For dinner, I dropped into the Irish Caribbean pub I'd noticed yesterday. (No, nothing like Jerk corned-beef-and-cabbage - the Irish was reflected more in the drinks.) When I walked in, the bartender urged me to sit anywhere. The couple at the bar - friends of the bartender - made my choice obvious, pulling out the adjacent chair for me, then giving me suggestions for which drink to start with. Mentioning that I don't do much alcohol didn't faze them at all, and they urged me to order a mocktail.
I sat next to the woman, who eagerly plied me with questions - "Where are you from? What are you doing here?" When she found out I've been married 30 years, she reported that they were engaged, planning to tie the knot in August.
It was so nice to have company for dinner. her fiancée only occasionally tuned in to our conversation, so he didn't hear much of 60 Ways, or of my Litterwalk. After I finished my meal (and they continued sipping theirs), I told her I'd go get her an Underwear book from my room and bring it back for them. My return shocked the fiancée. "I couldn't believe what she was telling me! Man, I said no way he's coming back! He must have been feeding you a line. Man, I don't read much, but I am really looking forward to reading this!"

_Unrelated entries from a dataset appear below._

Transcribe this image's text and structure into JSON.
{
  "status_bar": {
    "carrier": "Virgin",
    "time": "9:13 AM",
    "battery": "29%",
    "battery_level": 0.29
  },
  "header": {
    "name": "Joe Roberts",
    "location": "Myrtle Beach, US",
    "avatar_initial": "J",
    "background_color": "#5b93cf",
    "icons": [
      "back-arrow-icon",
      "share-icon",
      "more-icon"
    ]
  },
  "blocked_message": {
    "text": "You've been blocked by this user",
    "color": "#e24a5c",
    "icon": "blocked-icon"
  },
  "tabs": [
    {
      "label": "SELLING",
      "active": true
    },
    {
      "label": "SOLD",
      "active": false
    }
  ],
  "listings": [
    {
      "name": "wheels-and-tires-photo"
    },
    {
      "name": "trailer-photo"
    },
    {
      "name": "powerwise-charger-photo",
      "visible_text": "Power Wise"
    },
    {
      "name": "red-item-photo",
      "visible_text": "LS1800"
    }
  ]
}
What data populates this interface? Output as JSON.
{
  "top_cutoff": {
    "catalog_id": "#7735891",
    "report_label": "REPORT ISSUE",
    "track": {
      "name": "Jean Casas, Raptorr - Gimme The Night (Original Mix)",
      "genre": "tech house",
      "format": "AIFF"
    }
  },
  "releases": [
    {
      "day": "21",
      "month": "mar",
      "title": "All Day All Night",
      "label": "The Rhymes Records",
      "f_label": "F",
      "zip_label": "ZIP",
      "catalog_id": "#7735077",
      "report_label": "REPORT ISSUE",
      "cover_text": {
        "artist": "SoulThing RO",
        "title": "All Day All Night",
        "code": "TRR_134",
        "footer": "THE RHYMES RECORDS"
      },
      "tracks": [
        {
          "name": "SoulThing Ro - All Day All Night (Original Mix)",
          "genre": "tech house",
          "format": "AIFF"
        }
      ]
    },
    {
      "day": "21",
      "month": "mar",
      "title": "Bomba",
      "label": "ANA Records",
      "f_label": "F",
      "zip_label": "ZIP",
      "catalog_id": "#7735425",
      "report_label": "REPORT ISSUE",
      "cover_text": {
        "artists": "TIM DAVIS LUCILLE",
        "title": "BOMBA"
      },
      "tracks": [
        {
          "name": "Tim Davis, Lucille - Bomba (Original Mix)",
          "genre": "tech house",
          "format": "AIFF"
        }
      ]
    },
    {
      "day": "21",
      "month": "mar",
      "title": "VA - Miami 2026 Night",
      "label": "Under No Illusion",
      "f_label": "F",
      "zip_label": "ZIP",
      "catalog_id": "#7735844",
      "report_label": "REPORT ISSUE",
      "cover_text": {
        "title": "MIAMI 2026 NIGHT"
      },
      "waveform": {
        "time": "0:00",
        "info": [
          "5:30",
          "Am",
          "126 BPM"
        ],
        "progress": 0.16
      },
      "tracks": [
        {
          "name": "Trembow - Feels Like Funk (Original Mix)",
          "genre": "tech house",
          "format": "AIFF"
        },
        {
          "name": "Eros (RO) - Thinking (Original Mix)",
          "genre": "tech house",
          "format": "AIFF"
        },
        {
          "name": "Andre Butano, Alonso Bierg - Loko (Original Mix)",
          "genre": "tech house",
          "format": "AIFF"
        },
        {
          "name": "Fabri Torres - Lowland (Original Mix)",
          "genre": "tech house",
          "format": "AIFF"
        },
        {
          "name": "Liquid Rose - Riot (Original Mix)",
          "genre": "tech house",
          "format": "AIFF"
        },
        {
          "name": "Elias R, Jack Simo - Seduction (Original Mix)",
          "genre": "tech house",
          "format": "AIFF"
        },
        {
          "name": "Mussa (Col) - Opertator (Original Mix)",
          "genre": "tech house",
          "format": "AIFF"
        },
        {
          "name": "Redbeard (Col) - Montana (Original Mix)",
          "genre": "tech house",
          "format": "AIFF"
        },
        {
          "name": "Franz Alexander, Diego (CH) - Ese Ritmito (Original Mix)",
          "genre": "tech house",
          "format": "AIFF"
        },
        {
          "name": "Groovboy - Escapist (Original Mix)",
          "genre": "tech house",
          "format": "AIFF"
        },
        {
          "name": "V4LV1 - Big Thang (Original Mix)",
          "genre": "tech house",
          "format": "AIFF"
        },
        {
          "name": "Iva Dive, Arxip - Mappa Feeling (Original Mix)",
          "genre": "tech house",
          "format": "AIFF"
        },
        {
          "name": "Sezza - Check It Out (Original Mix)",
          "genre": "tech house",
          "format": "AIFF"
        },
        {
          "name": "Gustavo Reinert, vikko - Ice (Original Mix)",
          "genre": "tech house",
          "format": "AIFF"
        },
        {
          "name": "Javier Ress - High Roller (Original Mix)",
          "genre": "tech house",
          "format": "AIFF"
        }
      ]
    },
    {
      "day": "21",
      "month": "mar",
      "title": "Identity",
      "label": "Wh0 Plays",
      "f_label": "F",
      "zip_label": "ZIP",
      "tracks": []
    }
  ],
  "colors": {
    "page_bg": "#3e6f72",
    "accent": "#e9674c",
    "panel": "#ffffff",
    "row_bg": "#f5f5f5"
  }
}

I couldn't think of any better way to end my day. Back in my room, I relaxed my sore muscles and considered options for tomorrow. I checked Arawak's website for kayak rentals, but got diverted when I saw another of their scheduled tours: a half-day of kayaking and snorkeling with the endangered hawksbill sea turtles. Whoa. THAT could be a keynote experience for this trip. The website mentioned tours tomorrow leaving at 9 and 10 a.m. and 1 p.m.. Due to the late time, they all said 'call office to book'. Hey - I did that last-second scramble in Alaska and Jackson Hole in January, and it worked out well. Better leave a message so I can get squared away with another winner tomorrow!